I had major roles in two United States Deaf-related stamp issues. The first one, the Thomas H. Gallaudet 20˘ stamp (Sc. 1861) was issued on June 10, 1983, on the grounds of American School for the Deaf in West Hartford, Conn. Gallaudet founded this first school for the deaf in America after traveling abroad to find suitable teaching methods for the deaf, and he focused on the Paris school.
Other schools for the deaf from all over the world got their beginnings from Paris as well. I led the drive to have this stamp issued on behalf of my alma mater, Gallaudet College (it became a University in 1986). This world-famed institution was established in 1864 to provide Deaf people an opportunity for collegelevel education in sign language.
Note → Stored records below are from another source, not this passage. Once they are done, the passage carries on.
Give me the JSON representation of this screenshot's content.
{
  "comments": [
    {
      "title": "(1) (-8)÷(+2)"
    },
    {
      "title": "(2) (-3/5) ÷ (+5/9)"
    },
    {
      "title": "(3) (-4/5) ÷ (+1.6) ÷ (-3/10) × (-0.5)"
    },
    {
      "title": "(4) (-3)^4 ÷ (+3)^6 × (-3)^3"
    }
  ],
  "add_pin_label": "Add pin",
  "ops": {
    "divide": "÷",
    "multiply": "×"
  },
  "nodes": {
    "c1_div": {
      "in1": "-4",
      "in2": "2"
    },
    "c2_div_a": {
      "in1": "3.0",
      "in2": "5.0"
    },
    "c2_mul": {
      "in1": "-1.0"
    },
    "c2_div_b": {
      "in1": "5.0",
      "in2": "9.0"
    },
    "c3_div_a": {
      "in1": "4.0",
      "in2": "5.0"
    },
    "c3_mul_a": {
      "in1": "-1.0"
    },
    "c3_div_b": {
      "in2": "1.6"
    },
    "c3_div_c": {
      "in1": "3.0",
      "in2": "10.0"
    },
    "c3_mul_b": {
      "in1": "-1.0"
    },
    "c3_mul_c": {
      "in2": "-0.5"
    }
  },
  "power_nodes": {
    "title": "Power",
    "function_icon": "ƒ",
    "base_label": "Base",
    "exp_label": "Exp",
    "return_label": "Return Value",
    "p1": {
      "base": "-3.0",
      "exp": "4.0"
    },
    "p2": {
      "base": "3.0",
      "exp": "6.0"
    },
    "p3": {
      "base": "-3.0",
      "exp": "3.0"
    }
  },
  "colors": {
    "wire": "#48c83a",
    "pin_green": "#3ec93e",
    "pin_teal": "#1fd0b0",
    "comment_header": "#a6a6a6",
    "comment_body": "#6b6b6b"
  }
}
Fast-forward 10 years later: I took the lead on behalf of the National Association of the Deaf to have the Recognizing Deafness / American Sign Language Deaf Communication 29˘ se-tenant stamps (Sc. 2783-4) issued in Burbank, Calif., during the annual Deaf Awareness Week (the last full week in September). With my heavy involvement in this stamp issuance, I can safely inform you that the mother/baby stamp design was taken from an actual photograph and subsequently altered to hide the facial features. The original picture, photographed by a Jewish deaf father, shows his deaf wife and their newborn deaf son.
Being involved in each of the above two American stamp issues, I was instrumental in providing ideas to the B'nai B'rith Philatelic Service on appropriate FDC cachet design tie-ins. Frederick Schreiber was an outstanding leader of the deaf community in the United States and was the first executive director of the National Association of the Deaf in 1968 until his untimely death in 1979.
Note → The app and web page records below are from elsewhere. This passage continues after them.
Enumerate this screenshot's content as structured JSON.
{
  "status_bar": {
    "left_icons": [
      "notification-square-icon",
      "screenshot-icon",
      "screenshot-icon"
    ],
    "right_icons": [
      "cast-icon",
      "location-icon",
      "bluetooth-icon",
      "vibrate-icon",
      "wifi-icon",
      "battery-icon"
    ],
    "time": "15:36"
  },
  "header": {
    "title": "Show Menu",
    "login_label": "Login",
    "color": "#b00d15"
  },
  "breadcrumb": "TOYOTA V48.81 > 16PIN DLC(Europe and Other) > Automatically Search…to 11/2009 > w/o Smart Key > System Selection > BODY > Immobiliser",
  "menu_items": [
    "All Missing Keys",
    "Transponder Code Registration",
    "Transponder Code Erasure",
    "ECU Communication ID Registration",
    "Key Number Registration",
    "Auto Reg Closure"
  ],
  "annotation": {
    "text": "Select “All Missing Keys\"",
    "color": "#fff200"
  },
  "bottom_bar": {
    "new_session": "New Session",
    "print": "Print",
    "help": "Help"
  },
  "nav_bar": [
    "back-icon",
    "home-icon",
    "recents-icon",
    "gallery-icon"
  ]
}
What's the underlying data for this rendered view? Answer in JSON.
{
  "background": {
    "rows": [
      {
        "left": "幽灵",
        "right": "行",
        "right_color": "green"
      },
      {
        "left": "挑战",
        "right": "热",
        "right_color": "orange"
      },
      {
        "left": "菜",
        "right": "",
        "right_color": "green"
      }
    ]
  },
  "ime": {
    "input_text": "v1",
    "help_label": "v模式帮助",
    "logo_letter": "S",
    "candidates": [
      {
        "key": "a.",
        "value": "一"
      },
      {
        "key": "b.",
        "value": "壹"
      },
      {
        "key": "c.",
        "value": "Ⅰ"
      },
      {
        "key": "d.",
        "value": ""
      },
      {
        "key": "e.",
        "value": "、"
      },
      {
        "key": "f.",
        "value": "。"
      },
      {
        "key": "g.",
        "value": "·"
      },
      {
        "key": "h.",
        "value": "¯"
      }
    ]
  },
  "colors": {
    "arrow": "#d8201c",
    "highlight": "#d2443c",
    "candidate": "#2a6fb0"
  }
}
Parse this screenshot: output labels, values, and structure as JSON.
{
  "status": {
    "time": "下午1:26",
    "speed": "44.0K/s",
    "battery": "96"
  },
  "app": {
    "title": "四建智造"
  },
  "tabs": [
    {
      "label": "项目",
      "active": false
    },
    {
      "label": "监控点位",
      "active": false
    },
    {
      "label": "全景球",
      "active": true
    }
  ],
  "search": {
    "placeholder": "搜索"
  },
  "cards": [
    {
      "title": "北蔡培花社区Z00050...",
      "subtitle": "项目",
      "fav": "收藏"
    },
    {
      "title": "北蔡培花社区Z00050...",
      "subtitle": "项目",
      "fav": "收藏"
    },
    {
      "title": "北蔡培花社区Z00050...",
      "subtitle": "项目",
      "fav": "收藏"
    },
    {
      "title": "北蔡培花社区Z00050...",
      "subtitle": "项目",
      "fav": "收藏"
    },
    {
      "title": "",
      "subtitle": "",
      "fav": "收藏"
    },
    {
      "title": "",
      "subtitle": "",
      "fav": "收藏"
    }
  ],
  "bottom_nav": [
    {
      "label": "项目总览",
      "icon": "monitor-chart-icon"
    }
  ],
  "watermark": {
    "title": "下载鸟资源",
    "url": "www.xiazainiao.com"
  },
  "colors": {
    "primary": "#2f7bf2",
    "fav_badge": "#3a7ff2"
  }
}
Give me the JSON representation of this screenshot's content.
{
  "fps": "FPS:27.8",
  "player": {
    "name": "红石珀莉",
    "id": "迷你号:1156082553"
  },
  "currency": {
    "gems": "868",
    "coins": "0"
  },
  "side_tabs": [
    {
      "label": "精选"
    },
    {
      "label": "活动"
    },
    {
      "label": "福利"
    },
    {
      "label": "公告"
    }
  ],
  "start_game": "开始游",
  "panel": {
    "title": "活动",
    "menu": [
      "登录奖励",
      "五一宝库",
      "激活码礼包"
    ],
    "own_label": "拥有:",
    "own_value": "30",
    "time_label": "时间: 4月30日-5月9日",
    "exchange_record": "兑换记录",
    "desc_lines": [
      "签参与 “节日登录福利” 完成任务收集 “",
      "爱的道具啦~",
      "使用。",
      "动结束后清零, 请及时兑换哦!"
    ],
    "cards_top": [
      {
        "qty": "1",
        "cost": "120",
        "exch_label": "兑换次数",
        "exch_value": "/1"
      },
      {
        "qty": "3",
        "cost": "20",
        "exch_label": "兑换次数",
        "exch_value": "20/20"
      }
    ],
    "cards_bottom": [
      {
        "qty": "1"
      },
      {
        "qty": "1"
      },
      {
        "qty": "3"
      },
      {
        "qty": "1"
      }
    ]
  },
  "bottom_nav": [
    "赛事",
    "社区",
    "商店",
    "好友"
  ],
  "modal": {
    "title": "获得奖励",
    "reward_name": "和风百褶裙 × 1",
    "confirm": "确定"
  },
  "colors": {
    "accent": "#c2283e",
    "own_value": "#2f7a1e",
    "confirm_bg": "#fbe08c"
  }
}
Rabbi Fred Friedman is pictured on the other cachet as one of the deaf Jewish leaders in the United States deaf community. He and his wife, Connie, are very active in the Jewish Orthodox deaf community. The descriptive insert also goes on to mention Rabbi Daniel T. Grossman and Rabbi Rebecca Dubowe as well as myself, Kenneth S. Rothschild.
If there are any comments to help me out further in my philatelic research, please feel free to contact me.
Acknowledgments: E-mail correspondence were greatly appreciated with Dr. Isaac Shubich of Miami, Florida in granting permission to use the excerpt from his article and with Dr. Albert Mudry of Lausanne, Switzerland for verification and excerpts of Dr. Robert Bárány's and Dr. Adam Politzer's biographical information. Also thanks to the Jewish Deaf Community Center for the excerpt permission.